Today has been a bad day for me from an administrative perspective. One of the things that I learned about dealing with a long term, intensive health care problem is that one of my main jobs is health care administration: making sure doctors put in the proper orders to the proper places, knowing the specs for his port and medical equipment, ensuring the correct prescriptions are called in and filled by the right pharmacy at the right time, and managing appointments with the correct care provider in coordination with each provider and the family’s schedule and Eli’s preferences. I think that covers most of it.
This morning I went to give Eli his Monday’s med and realized that the prescription we had sent to a mail order pharmacy hadn’t arrived and the bottle was empty. We had called in payment info two weeks ago, so when I asked why it hadn’t been filled yet, their reply indicated their ignorance that we had called in our payment info, per their request.
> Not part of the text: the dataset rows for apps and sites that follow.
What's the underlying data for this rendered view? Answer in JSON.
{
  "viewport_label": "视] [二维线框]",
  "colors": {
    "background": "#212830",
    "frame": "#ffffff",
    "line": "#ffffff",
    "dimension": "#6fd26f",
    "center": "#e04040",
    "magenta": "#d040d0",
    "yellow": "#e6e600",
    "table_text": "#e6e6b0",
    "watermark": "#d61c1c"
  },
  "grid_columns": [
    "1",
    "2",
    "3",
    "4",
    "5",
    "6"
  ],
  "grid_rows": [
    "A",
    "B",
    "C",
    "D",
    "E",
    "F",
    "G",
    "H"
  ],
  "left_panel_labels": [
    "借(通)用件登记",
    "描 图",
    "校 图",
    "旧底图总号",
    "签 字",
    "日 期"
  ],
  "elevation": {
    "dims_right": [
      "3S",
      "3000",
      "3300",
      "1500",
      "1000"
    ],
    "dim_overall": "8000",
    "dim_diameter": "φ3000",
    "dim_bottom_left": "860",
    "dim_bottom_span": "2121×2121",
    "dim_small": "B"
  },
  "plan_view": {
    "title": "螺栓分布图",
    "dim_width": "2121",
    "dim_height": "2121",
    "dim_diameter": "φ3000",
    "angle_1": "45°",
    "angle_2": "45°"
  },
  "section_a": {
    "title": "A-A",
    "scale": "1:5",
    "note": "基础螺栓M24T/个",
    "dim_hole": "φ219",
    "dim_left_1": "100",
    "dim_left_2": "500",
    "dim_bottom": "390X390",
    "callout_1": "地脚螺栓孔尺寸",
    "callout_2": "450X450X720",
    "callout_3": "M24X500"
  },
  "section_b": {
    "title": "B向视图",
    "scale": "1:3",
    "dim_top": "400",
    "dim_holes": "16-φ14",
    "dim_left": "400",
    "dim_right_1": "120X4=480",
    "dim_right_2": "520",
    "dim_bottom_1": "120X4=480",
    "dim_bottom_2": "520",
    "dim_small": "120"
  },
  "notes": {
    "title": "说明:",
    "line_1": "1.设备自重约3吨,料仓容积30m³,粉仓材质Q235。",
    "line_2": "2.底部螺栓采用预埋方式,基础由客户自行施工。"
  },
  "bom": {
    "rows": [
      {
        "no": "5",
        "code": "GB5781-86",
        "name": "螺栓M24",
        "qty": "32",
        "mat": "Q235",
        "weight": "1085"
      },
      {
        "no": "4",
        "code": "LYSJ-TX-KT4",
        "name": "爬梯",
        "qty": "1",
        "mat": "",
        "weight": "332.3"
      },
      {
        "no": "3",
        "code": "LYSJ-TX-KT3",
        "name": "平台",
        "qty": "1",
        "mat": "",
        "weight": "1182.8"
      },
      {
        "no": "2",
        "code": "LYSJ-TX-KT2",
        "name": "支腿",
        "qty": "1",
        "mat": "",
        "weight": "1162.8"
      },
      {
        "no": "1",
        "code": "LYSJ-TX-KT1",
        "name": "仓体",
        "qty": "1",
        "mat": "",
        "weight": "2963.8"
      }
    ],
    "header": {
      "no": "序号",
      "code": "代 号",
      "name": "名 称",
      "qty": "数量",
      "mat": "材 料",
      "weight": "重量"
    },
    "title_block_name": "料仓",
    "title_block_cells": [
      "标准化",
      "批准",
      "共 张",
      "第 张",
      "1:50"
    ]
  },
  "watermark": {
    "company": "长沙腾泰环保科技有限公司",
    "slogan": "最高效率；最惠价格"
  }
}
I didn’t have time to wait the 7-14 days it would take to receive the mail order to send his meds, so I called our carr coordinator to have a prescription called into the local pharmacy. Later I checked to see if it had been called in, but not that the local pharmacy could see, so I decided to see if I could have the one at the hospital pharmacy transferred. The hospital pharmacy said I would have to get the local pharmacy request the transfer, so I called the local pharmacy again, explained the situation, only to discover that they did have the prescription, but couldn’t get insurance coverage for it until April since it was filled elsewhere. So, I called the mail order pharmacy again and, happily, a different person answered (I had yelled at the first person who was determined to keep to the script, hadn’t listened to the information I had told him, and didn’t want to give me real answers to my questions). I summarized the problem, discovered that they had, indeed, begun to fill the prescription, thus preventing me from filling it locally, so I requested them to stop the refill. Fortunately, she not only was able to stop the refill, but she called the local pharmacy and made sure it was transferred and able to be filled. Of course, when I went shopping at the store in which the local pharmacy was located, I completely forgot to pick up the prescription and had to return before I actually managed to get the thing in my hands. On the upside, the 90 day mail order quantity was transferred, too, so I have extra time before I have to fill it again. 😏
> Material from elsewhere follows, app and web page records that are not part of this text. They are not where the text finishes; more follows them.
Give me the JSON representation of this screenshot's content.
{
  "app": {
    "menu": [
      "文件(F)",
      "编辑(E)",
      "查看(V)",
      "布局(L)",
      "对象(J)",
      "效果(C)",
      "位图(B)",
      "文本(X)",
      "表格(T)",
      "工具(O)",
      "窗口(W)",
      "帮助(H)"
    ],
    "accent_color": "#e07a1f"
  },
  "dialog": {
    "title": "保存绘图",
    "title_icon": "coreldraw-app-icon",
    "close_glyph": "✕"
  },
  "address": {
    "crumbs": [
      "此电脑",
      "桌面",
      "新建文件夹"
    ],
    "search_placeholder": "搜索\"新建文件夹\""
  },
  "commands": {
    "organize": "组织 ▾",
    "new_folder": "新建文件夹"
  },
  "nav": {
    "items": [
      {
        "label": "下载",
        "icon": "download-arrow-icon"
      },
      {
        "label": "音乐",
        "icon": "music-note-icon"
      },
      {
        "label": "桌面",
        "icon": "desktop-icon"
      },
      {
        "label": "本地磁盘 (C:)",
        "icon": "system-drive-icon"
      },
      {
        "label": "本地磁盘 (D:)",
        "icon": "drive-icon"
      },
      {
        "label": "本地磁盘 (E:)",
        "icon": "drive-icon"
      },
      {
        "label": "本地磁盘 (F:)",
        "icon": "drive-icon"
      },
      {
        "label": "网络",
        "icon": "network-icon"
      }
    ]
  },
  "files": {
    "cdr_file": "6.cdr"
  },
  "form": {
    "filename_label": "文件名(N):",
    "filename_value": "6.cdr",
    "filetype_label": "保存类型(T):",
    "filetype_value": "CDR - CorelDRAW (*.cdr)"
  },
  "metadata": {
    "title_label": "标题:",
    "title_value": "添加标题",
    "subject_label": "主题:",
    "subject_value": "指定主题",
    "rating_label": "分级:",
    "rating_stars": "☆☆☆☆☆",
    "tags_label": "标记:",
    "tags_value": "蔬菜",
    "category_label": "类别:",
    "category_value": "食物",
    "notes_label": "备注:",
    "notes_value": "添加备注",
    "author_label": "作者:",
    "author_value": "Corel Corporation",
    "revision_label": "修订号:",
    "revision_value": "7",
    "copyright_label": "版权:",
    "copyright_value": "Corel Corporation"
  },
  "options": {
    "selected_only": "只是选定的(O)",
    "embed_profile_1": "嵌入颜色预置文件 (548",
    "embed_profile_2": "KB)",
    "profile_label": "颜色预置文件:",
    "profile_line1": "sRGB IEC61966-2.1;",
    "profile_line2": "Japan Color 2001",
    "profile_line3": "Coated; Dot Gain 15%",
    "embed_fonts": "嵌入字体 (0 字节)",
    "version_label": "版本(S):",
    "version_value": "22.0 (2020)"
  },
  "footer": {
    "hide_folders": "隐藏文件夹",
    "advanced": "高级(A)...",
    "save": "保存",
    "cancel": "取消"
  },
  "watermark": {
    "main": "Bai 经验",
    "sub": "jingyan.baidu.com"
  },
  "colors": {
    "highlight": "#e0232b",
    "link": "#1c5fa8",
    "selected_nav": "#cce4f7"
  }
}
Whay about the unclaimed furniture? That story begins a couple days ago when we were driving Eli to the hospital for a post-surgery MRI, early in the morning, before the sun was up. We were driving in a center lane of the interstate when the car in front of us swerved unexpectedly. We couldn’t see why until a large, dark, square object came to our attention, but not soon enough to get around it, although we tried. We hit it, but were able to continue on our way, but knew it had at least done something to the airbag sensors. We later heard something dragging on the road, as we approached the hospital. Fortunately, the three of us were fine, physically. This is what we saw later:
We filed a report with the highway patrol with whom we had communicated regarding the hazardous object. It turned out that it was someone’s sectional that hadn’t been secured properly. Too bad we don’t know with whose insurance to file a claim, so we file one with ours, and pay for the cost of repairs through increased premiums for the next three years, or pay for the damage ourselves. At least Eli got a tour of the highway patrol office and badge out of the experience.